Practical implications - The role of "speech acts" - unconnected with other developments in the havens or foreign policy measures beyond rhetoric - may not be as important for tax haven investment as previously thought.
Originality/Value - No rigorous and comprehensive study has previously been done of this important question.
Available at SSRN: http://ssrn.com/abstract=1243695
viernes, 15 de agosto de 2008
Posted by Nanette Byrnes, from Business Week. (http://www.businessweek.com/careers/managementiq/archives/2008/08/tax_holidays.html )
It’s August, so you may be on vacation. But for an awful lot of corporations operating in the US, every day is a tax holiday. So says a report out today by the US General Accounting Office highlighting the number of US- and Foreign-controlled companies that have claimed zero tax liability in recent years.
The GAO’s study was ordered up by Senator Carl Levin, Democrat from Michigan and chairman of the Permanent Subcommittee on Investigations of the Committee on Homeland Security and Government Affairs. Its conclusions focus on the fact that large foreign corporations are more likely to avoid taxes than US companies.
Like most of these studies, the GAO’s report looks at taxes as accounted for on the corporate income statement, not the cash taxes actually paid. (By that measure, 42 of the companies in the S&P500 had an actual tax rate of less than 10% over the past 5 years, another 58 paid less than 16%, and neither group paid anything like the statutory corporate tax rate of 35%).
According to the GAO, in recent years the gap in the number of US and foreign companies enjoying a tax free year has significantly narrowed. Though the authors didn’t go into exactly how both groups are sidestepping the tax man, they did indicate that transfer pricing looks to be a culprit. Transfer pricing is how much one part of a company charges another for something.
In a 2003 story on corporate taxes, we dug up and example of how this worked for hotel chain Hyatt.:
In one U.S. tax court case that is still pending, the IRS accused hotelier Hyatt International of paying too little for the Hyatt brand and other services provided by its U.S. parent. The IRS alleges that from 1976 to 1988, various Hyatt companies underreported income by $100 million because of those lowball fees. In an October, 1999, ruling on some aspects of the case, U.S. Tax Court Judge Joel Gerber ruled that the $10,000 one-time fee International had paid for each hotel bearing the Hyatt name was far too low. Hyatt declined to comment because the broad case is ongoing.

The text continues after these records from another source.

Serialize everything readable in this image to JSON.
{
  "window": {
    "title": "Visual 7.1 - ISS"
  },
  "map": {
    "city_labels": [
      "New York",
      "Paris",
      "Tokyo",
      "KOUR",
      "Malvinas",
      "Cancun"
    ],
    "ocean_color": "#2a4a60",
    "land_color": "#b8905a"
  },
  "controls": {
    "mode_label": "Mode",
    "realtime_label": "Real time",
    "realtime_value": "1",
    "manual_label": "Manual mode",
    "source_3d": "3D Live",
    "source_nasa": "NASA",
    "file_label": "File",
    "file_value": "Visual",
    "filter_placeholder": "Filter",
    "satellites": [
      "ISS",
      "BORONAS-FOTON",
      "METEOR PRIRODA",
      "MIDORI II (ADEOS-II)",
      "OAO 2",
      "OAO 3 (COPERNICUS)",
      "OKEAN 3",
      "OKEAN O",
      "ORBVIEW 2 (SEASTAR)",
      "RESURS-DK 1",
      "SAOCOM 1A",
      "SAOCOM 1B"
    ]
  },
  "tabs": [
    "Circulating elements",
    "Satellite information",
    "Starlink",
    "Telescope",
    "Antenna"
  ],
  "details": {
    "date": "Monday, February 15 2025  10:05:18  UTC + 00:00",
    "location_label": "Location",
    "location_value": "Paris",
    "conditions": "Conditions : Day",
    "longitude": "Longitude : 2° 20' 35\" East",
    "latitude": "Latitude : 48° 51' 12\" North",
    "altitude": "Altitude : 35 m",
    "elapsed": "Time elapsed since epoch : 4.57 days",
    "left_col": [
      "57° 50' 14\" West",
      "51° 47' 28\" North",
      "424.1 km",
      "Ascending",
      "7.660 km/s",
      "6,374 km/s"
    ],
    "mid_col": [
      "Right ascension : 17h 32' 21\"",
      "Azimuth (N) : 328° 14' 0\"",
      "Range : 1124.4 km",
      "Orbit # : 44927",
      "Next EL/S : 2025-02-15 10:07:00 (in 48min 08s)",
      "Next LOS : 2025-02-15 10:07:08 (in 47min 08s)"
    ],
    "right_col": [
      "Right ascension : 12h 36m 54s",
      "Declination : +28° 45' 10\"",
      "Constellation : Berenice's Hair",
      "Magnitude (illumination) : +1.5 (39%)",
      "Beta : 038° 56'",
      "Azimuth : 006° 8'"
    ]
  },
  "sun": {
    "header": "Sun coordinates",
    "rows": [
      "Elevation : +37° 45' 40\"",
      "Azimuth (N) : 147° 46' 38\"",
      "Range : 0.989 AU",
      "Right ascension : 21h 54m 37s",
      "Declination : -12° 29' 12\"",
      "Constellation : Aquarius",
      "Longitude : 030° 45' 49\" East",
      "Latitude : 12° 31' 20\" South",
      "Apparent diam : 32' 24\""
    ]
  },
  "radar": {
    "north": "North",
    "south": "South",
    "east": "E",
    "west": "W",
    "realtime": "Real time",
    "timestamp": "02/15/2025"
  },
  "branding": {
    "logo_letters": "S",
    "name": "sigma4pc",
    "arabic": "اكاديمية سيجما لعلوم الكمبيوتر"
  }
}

Tax economist Martin Sullivan, thinks half of the sharp drop in the foreign tax rates of U.S. multinationals — from 49.6% in 1983 to 22.2% in 1999 – is the result of similar shifting of income from foreign countries with a higher tax rate to those with lower rates.

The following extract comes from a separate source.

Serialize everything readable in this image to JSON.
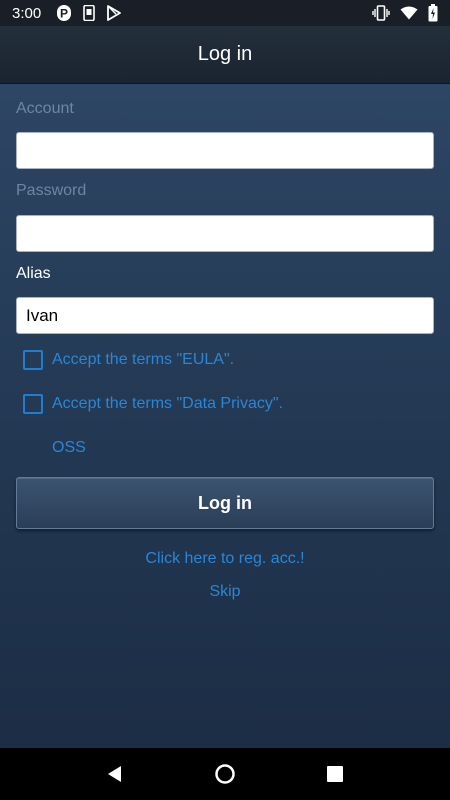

Beyond shedding some light on the impact of transfer pricing, the report also shows:
• Fewer large foreign-controlled companies are paying no taxes today than in the past. That figure has declined since its 2001 peak of more than 50%.
• More US companies (large and small) reported zero tax liability in 2005 (the most recent year included) than foreign-controlled companies.
• 72% of foreign-controlled companies reported no tax liability some time between 1998 and 2005, while 55% of US-controlled companies did so.
• The biggest tax breaks come from deductions for salary and wages, and from a category called “other” that includes travel expenses, legal fees, and insurance, as well as dividends paid on stock owned by employee stock ownership plans.